● **To do**: Lines below that include the word "version" should each be copied.

● **Given entries**:
+ + +

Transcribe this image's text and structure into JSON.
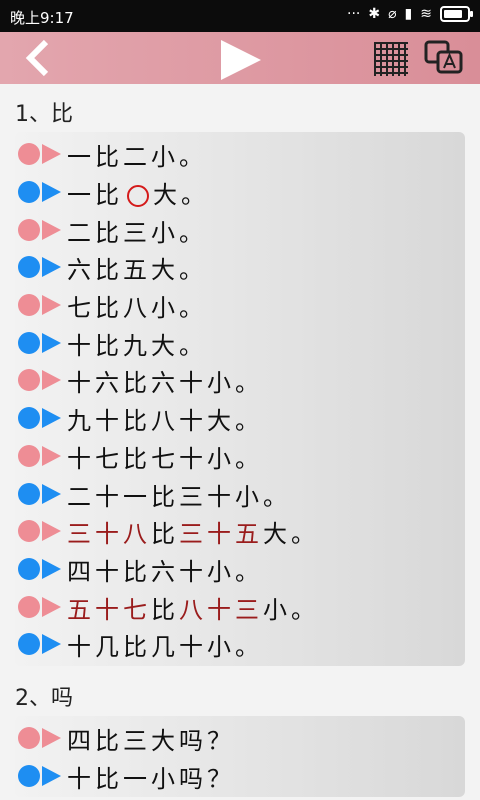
{
  "status_bar": {
    "time": "晚上9:17"
  },
  "sections": [
    {
      "title": "1、比",
      "rows": [
        {
          "style": "pink",
          "parts": [
            {
              "t": "一比二小。",
              "c": ""
            }
          ]
        },
        {
          "style": "blue",
          "parts": [
            {
              "t": "一比",
              "c": ""
            },
            {
              "t": "",
              "c": "circle"
            },
            {
              "t": "大。",
              "c": ""
            }
          ]
        },
        {
          "style": "pink",
          "parts": [
            {
              "t": "二比三小。",
              "c": ""
            }
          ]
        },
        {
          "style": "blue",
          "parts": [
            {
              "t": "六比五大。",
              "c": ""
            }
          ]
        },
        {
          "style": "pink",
          "parts": [
            {
              "t": "七比八小。",
              "c": ""
            }
          ]
        },
        {
          "style": "blue",
          "parts": [
            {
              "t": "十比九大。",
              "c": ""
            }
          ]
        },
        {
          "style": "pink",
          "parts": [
            {
              "t": "十六比六十小。",
              "c": ""
            }
          ]
        },
        {
          "style": "blue",
          "parts": [
            {
              "t": "九十比八十大。",
              "c": ""
            }
          ]
        },
        {
          "style": "pink",
          "parts": [
            {
              "t": "十七比七十小。",
              "c": ""
            }
          ]
        },
        {
          "style": "blue",
          "parts": [
            {
              "t": "二十一比三十小。",
              "c": ""
            }
          ]
        },
        {
          "style": "pink",
          "parts": [
            {
              "t": "三十八",
              "c": "red"
            },
            {
              "t": "比",
              "c": ""
            },
            {
              "t": "三十五",
              "c": "red"
            },
            {
              "t": "大。",
              "c": ""
            }
          ]
        },
        {
          "style": "blue",
          "parts": [
            {
              "t": "四十比六十小。",
              "c": ""
            }
          ]
        },
        {
          "style": "pink",
          "parts": [
            {
              "t": "五十七",
              "c": "red"
            },
            {
              "t": "比",
              "c": ""
            },
            {
              "t": "八十三",
              "c": "red"
            },
            {
              "t": "小。",
              "c": ""
            }
          ]
        },
        {
          "style": "blue",
          "parts": [
            {
              "t": "十几比几十小。",
              "c": ""
            }
          ]
        }
      ]
    },
    {
      "title": "2、吗",
      "rows": [
        {
          "style": "pink",
          "parts": [
            {
              "t": "四比三大吗？",
              "c": ""
            }
          ]
        },
        {
          "style": "blue",
          "parts": [
            {
              "t": "十比一小吗？",
              "c": ""
            }
          ]
        }
      ]
    }
  ],
  "colors": {
    "pink": "#ee8d95",
    "blue": "#1e8ef2",
    "red_text": "#9a1c1c",
    "header": "#d98e98"
  },
  "icons": {
    "back": "chevron-left-icon",
    "play": "play-icon",
    "grid": "grid-icon",
    "translate": "translate-icon"
  }
}
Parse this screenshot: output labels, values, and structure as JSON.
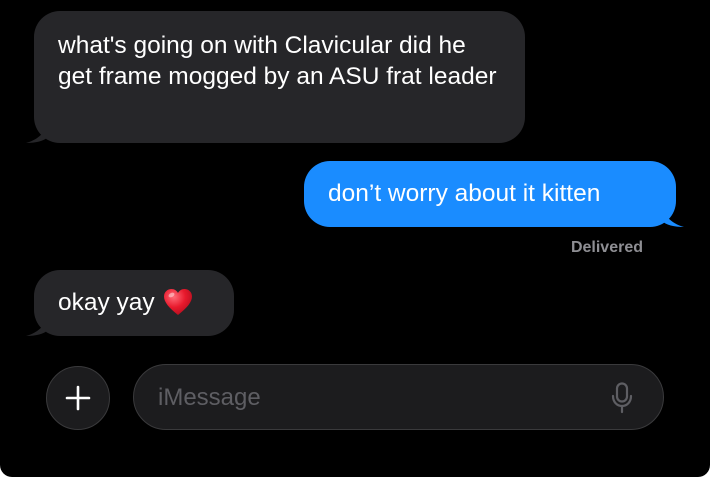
{
  "conversation": {
    "messages": [
      {
        "direction": "incoming",
        "text": "what's going on with Clavicular did he get frame mogged by an ASU frat leader"
      },
      {
        "direction": "outgoing",
        "text": "don’t worry about it kitten"
      },
      {
        "direction": "incoming",
        "text": "okay yay",
        "emoji": "heart-emoji"
      }
    ],
    "delivery_status": "Delivered"
  },
  "compose": {
    "placeholder": "iMessage",
    "add_icon": "plus-icon",
    "mic_icon": "microphone-icon"
  },
  "colors": {
    "background": "#000000",
    "incoming_bubble": "#262629",
    "outgoing_bubble": "#1a8cff",
    "status_text": "#8e8e93",
    "heart": "#e8192c"
  }
}
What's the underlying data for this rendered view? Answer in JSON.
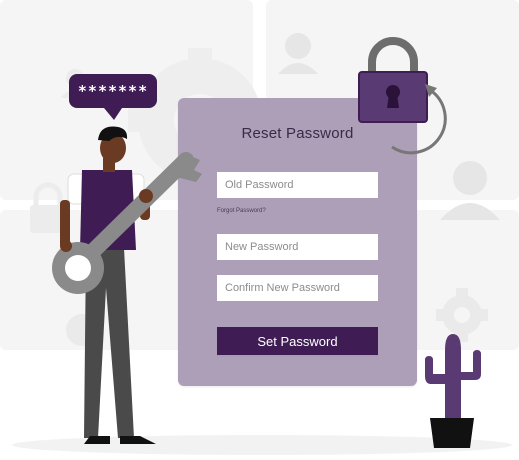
{
  "speech_bubble": {
    "text": "*******"
  },
  "form": {
    "title": "Reset Password",
    "old_password_placeholder": "Old Password",
    "forgot_link": "Forgot Password?",
    "new_password_placeholder": "New Password",
    "confirm_password_placeholder": "Confirm New Password",
    "submit_label": "Set Password"
  },
  "icons": [
    "lock-icon",
    "refresh-arrow-icon",
    "user-icon",
    "gear-icon",
    "key-icon",
    "cactus-icon"
  ],
  "colors": {
    "card": "#ad9fb7",
    "primary": "#3f1d54",
    "background_shapes": "#f5f5f5",
    "key": "#8a8a8a"
  }
}
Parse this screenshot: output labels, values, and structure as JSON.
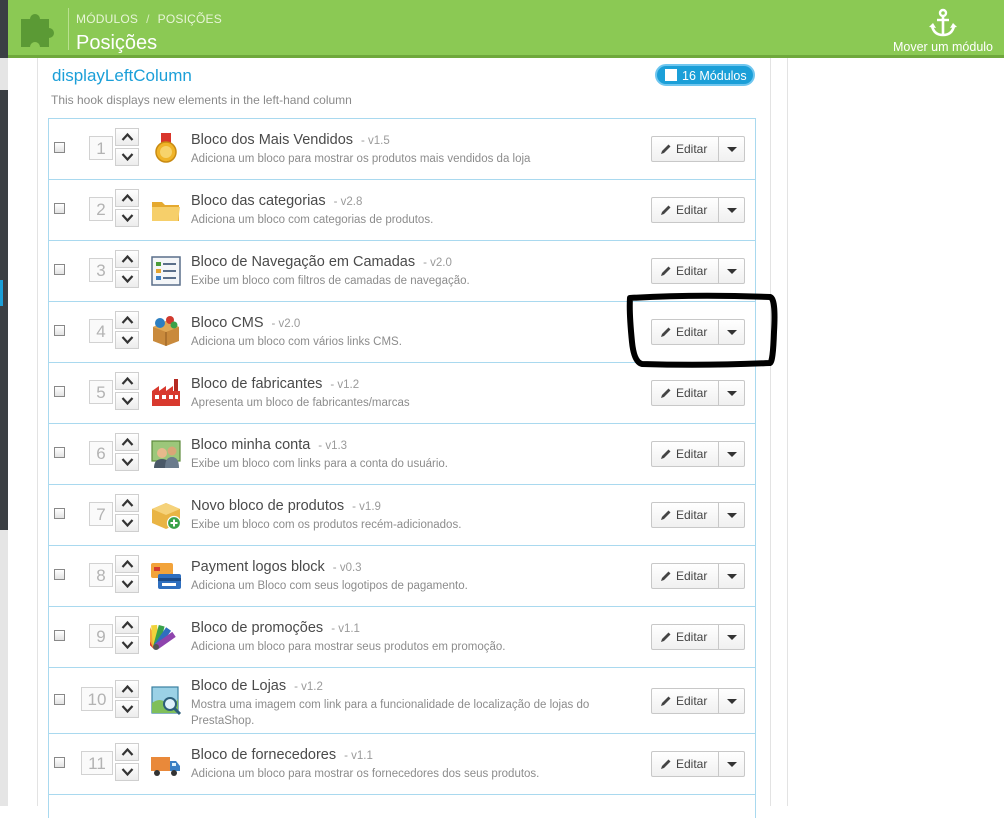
{
  "header": {
    "breadcrumb": [
      "MÓDULOS",
      "POSIÇÕES"
    ],
    "title": "Posições",
    "move_module_label": "Mover um módulo",
    "accent_color": "#8bc954"
  },
  "hook": {
    "title": "displayLeftColumn",
    "description": "This hook displays new elements in the left-hand column",
    "modules_count_label": "16 Módulos",
    "badge_color": "#1b9fd8"
  },
  "edit_label": "Editar",
  "modules": [
    {
      "position": "1",
      "name": "Bloco dos Mais Vendidos",
      "version": "- v1.5",
      "description": "Adiciona um bloco para mostrar os produtos mais vendidos da loja",
      "icon": "medal-icon"
    },
    {
      "position": "2",
      "name": "Bloco das categorias",
      "version": "- v2.8",
      "description": "Adiciona um bloco com categorias de produtos.",
      "icon": "folder-icon"
    },
    {
      "position": "3",
      "name": "Bloco de Navegação em Camadas",
      "version": "- v2.0",
      "description": "Exibe um bloco com filtros de camadas de navegação.",
      "icon": "filter-list-icon"
    },
    {
      "position": "4",
      "name": "Bloco CMS",
      "version": "- v2.0",
      "description": "Adiciona um bloco com vários links CMS.",
      "icon": "cms-box-icon"
    },
    {
      "position": "5",
      "name": "Bloco de fabricantes",
      "version": "- v1.2",
      "description": "Apresenta um bloco de fabricantes/marcas",
      "icon": "factory-icon"
    },
    {
      "position": "6",
      "name": "Bloco minha conta",
      "version": "- v1.3",
      "description": "Exibe um bloco com links para a conta do usuário.",
      "icon": "users-icon"
    },
    {
      "position": "7",
      "name": "Novo bloco de produtos",
      "version": "- v1.9",
      "description": "Exibe um bloco com os produtos recém-adicionados.",
      "icon": "new-box-icon"
    },
    {
      "position": "8",
      "name": "Payment logos block",
      "version": "- v0.3",
      "description": "Adiciona um Bloco com seus logotipos de pagamento.",
      "icon": "credit-card-icon"
    },
    {
      "position": "9",
      "name": "Bloco de promoções",
      "version": "- v1.1",
      "description": "Adiciona um bloco para mostrar seus produtos em promoção.",
      "icon": "color-swatch-icon"
    },
    {
      "position": "10",
      "name": "Bloco de Lojas",
      "version": "- v1.2",
      "description": "Mostra uma imagem com link para a funcionalidade de localização de lojas do PrestaShop.",
      "icon": "map-search-icon"
    },
    {
      "position": "11",
      "name": "Bloco de fornecedores",
      "version": "- v1.1",
      "description": "Adiciona um bloco para mostrar os fornecedores dos seus produtos.",
      "icon": "truck-icon"
    }
  ]
}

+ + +

● **Exercise answer**:
      "version": "- v1.5",
      "version": "- v2.8",
      "version": "- v2.0",
      "version": "- v2.0",
      "version": "- v1.2",
      "version": "- v1.3",
      "version": "- v1.9",
      "version": "- v0.3",
      "version": "- v1.1",
      "version": "- v1.2",
      "version": "- v1.1",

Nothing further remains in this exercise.